On behalf of The Rollins Law Firm posted in Chapter 13 on Friday, May 17, 2013.
When someone is overwhelmed by debt and trying to decide if they should file bankruptcy, they may not know if they should file Chapter 7 or Chapter 13. Chapter 7 bankruptcy is quickly resolved, the proverbial slate is wiped clean, and consumers have a fresh start. On the other hand, Chapter 13 bankruptcy can take from three to five years to discharge. However, consumers can keep their homes and work out a plan to catch up on delinquent payments.
A bankruptcy trustee will review debts and place them in a certain priority. Some will need to be paid in full as soon as possible, such as taxes, spousal support and child support. Consumers will need to prove they can afford to keep their residence and vehicle.

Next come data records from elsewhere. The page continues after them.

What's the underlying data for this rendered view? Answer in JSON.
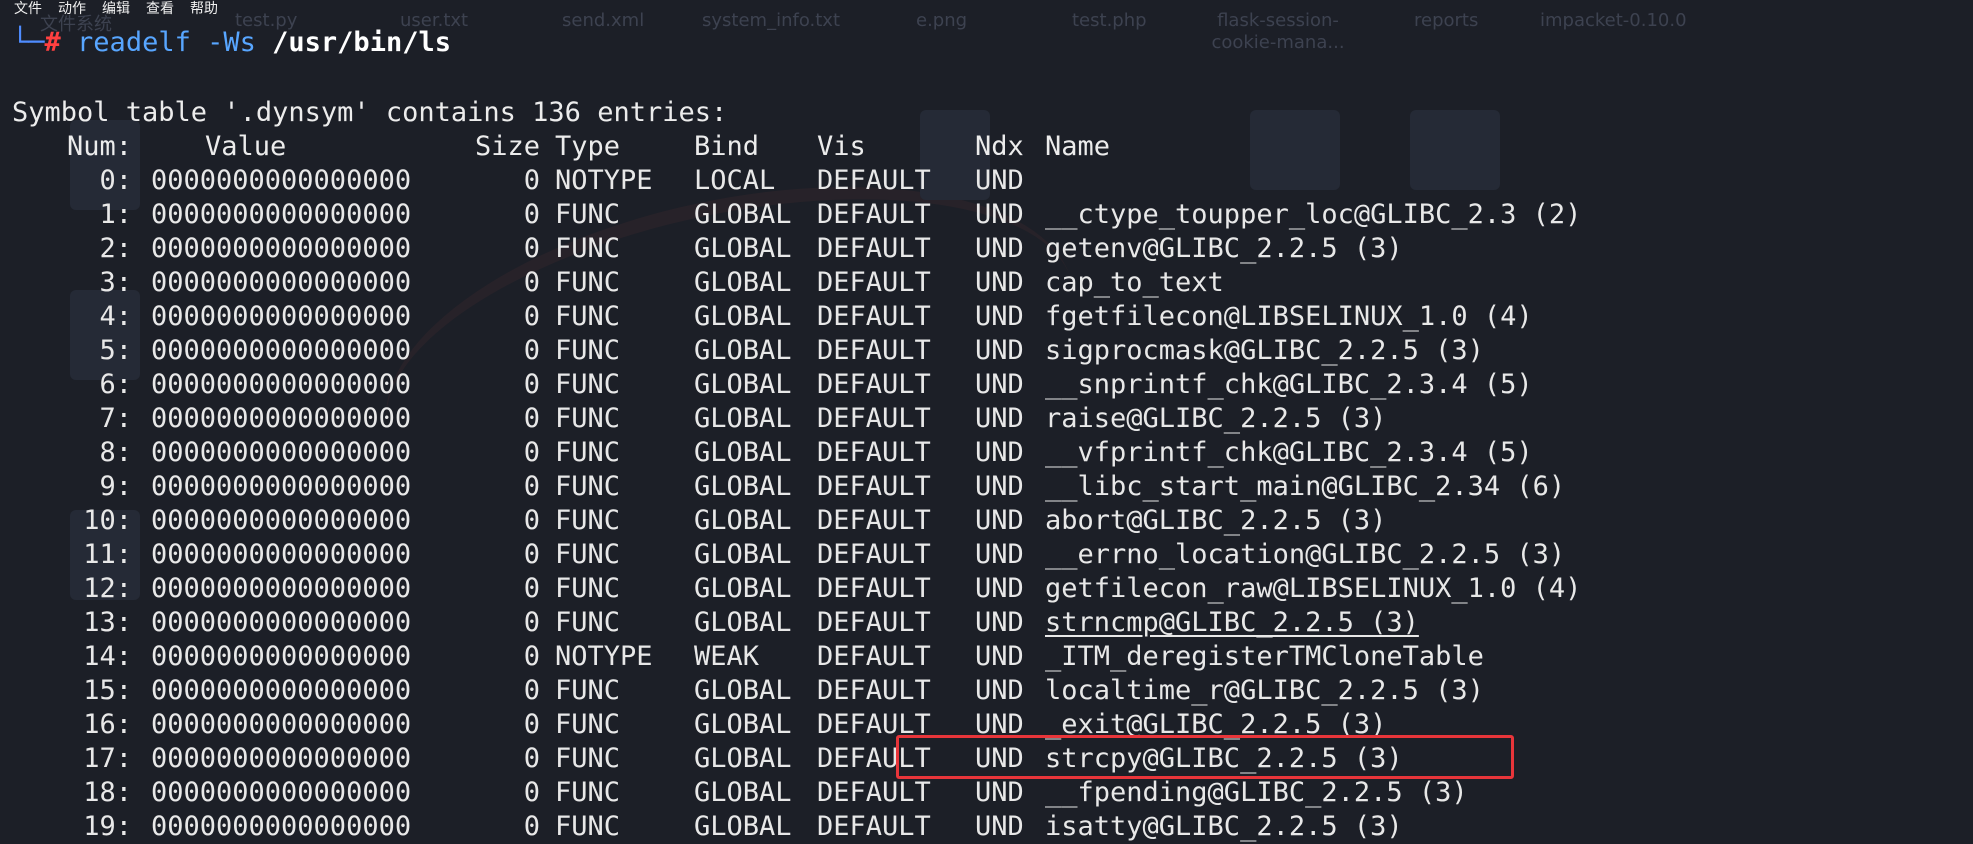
{
  "menubar": {
    "items": [
      "文件",
      "动作",
      "编辑",
      "查看",
      "帮助"
    ]
  },
  "desktop_ghost_files": [
    "文件系统",
    "test.py",
    "user.txt",
    "send.xml",
    "system_info.txt",
    "e.png",
    "test.php",
    "flask-session-cookie-mana...",
    "reports",
    "impacket-0.10.0"
  ],
  "prompt": {
    "corner": "└─",
    "symbol": "#",
    "command": "readelf",
    "flags": "-Ws",
    "path": "/usr/bin/ls"
  },
  "output": {
    "summary": "Symbol table '.dynsym' contains 136 entries:",
    "headers": {
      "num": "Num:",
      "value": "Value",
      "size": "Size",
      "type": "Type",
      "bind": "Bind",
      "vis": "Vis",
      "ndx": "Ndx",
      "name": "Name"
    },
    "rows": [
      {
        "num": "0:",
        "value": "0000000000000000",
        "size": "0",
        "type": "NOTYPE",
        "bind": "LOCAL",
        "vis": "DEFAULT",
        "ndx": "UND",
        "name": ""
      },
      {
        "num": "1:",
        "value": "0000000000000000",
        "size": "0",
        "type": "FUNC",
        "bind": "GLOBAL",
        "vis": "DEFAULT",
        "ndx": "UND",
        "name": "__ctype_toupper_loc@GLIBC_2.3 (2)"
      },
      {
        "num": "2:",
        "value": "0000000000000000",
        "size": "0",
        "type": "FUNC",
        "bind": "GLOBAL",
        "vis": "DEFAULT",
        "ndx": "UND",
        "name": "getenv@GLIBC_2.2.5 (3)"
      },
      {
        "num": "3:",
        "value": "0000000000000000",
        "size": "0",
        "type": "FUNC",
        "bind": "GLOBAL",
        "vis": "DEFAULT",
        "ndx": "UND",
        "name": "cap_to_text"
      },
      {
        "num": "4:",
        "value": "0000000000000000",
        "size": "0",
        "type": "FUNC",
        "bind": "GLOBAL",
        "vis": "DEFAULT",
        "ndx": "UND",
        "name": "fgetfilecon@LIBSELINUX_1.0 (4)"
      },
      {
        "num": "5:",
        "value": "0000000000000000",
        "size": "0",
        "type": "FUNC",
        "bind": "GLOBAL",
        "vis": "DEFAULT",
        "ndx": "UND",
        "name": "sigprocmask@GLIBC_2.2.5 (3)"
      },
      {
        "num": "6:",
        "value": "0000000000000000",
        "size": "0",
        "type": "FUNC",
        "bind": "GLOBAL",
        "vis": "DEFAULT",
        "ndx": "UND",
        "name": "__snprintf_chk@GLIBC_2.3.4 (5)"
      },
      {
        "num": "7:",
        "value": "0000000000000000",
        "size": "0",
        "type": "FUNC",
        "bind": "GLOBAL",
        "vis": "DEFAULT",
        "ndx": "UND",
        "name": "raise@GLIBC_2.2.5 (3)"
      },
      {
        "num": "8:",
        "value": "0000000000000000",
        "size": "0",
        "type": "FUNC",
        "bind": "GLOBAL",
        "vis": "DEFAULT",
        "ndx": "UND",
        "name": "__vfprintf_chk@GLIBC_2.3.4 (5)"
      },
      {
        "num": "9:",
        "value": "0000000000000000",
        "size": "0",
        "type": "FUNC",
        "bind": "GLOBAL",
        "vis": "DEFAULT",
        "ndx": "UND",
        "name": "__libc_start_main@GLIBC_2.34 (6)"
      },
      {
        "num": "10:",
        "value": "0000000000000000",
        "size": "0",
        "type": "FUNC",
        "bind": "GLOBAL",
        "vis": "DEFAULT",
        "ndx": "UND",
        "name": "abort@GLIBC_2.2.5 (3)"
      },
      {
        "num": "11:",
        "value": "0000000000000000",
        "size": "0",
        "type": "FUNC",
        "bind": "GLOBAL",
        "vis": "DEFAULT",
        "ndx": "UND",
        "name": "__errno_location@GLIBC_2.2.5 (3)"
      },
      {
        "num": "12:",
        "value": "0000000000000000",
        "size": "0",
        "type": "FUNC",
        "bind": "GLOBAL",
        "vis": "DEFAULT",
        "ndx": "UND",
        "name": "getfilecon_raw@LIBSELINUX_1.0 (4)"
      },
      {
        "num": "13:",
        "value": "0000000000000000",
        "size": "0",
        "type": "FUNC",
        "bind": "GLOBAL",
        "vis": "DEFAULT",
        "ndx": "UND",
        "name": "strncmp@GLIBC_2.2.5 (3)"
      },
      {
        "num": "14:",
        "value": "0000000000000000",
        "size": "0",
        "type": "NOTYPE",
        "bind": "WEAK",
        "vis": "DEFAULT",
        "ndx": "UND",
        "name": "_ITM_deregisterTMCloneTable"
      },
      {
        "num": "15:",
        "value": "0000000000000000",
        "size": "0",
        "type": "FUNC",
        "bind": "GLOBAL",
        "vis": "DEFAULT",
        "ndx": "UND",
        "name": "localtime_r@GLIBC_2.2.5 (3)"
      },
      {
        "num": "16:",
        "value": "0000000000000000",
        "size": "0",
        "type": "FUNC",
        "bind": "GLOBAL",
        "vis": "DEFAULT",
        "ndx": "UND",
        "name": "_exit@GLIBC_2.2.5 (3)"
      },
      {
        "num": "17:",
        "value": "0000000000000000",
        "size": "0",
        "type": "FUNC",
        "bind": "GLOBAL",
        "vis": "DEFAULT",
        "ndx": "UND",
        "name": "strcpy@GLIBC_2.2.5 (3)"
      },
      {
        "num": "18:",
        "value": "0000000000000000",
        "size": "0",
        "type": "FUNC",
        "bind": "GLOBAL",
        "vis": "DEFAULT",
        "ndx": "UND",
        "name": "__fpending@GLIBC_2.2.5 (3)"
      },
      {
        "num": "19:",
        "value": "0000000000000000",
        "size": "0",
        "type": "FUNC",
        "bind": "GLOBAL",
        "vis": "DEFAULT",
        "ndx": "UND",
        "name": "isatty@GLIBC_2.2.5 (3)"
      }
    ]
  },
  "annotation": {
    "highlight_color": "#e8353a",
    "highlighted_row": 17
  }
}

The trustee will also handle unsecured debts for clients. One trustee observed that most clients don't need to repay credit card debt, although in some cases, they could be ordered to pay back the loans in full. The consumer will pay a monthly amount to the trustee who will then distribute it to any creditors.
The amount a client has each month depends on a number of factors, such as federal laws, state laws, marital status and the types of assets. People must put themselves on a very strict budget and find it can be tough to stick with it for five years. However, if an emergency comes up, the trustee will help clients catch up on payments. The trustee also indicated that clients can still buy homes or cars, but they might pay a higher interest rate.
Someone who is trying to decide if they should file bankruptcy might not realize their options. A bankruptcy lawyer might be able to clarify the differences between Chapter 7 and Chapter 13 and help clients come up with a plan of action.
Source: Fox Business, "Chapter 13 Bankruptcy: How it Works", Susan Ladika, May 09, 2013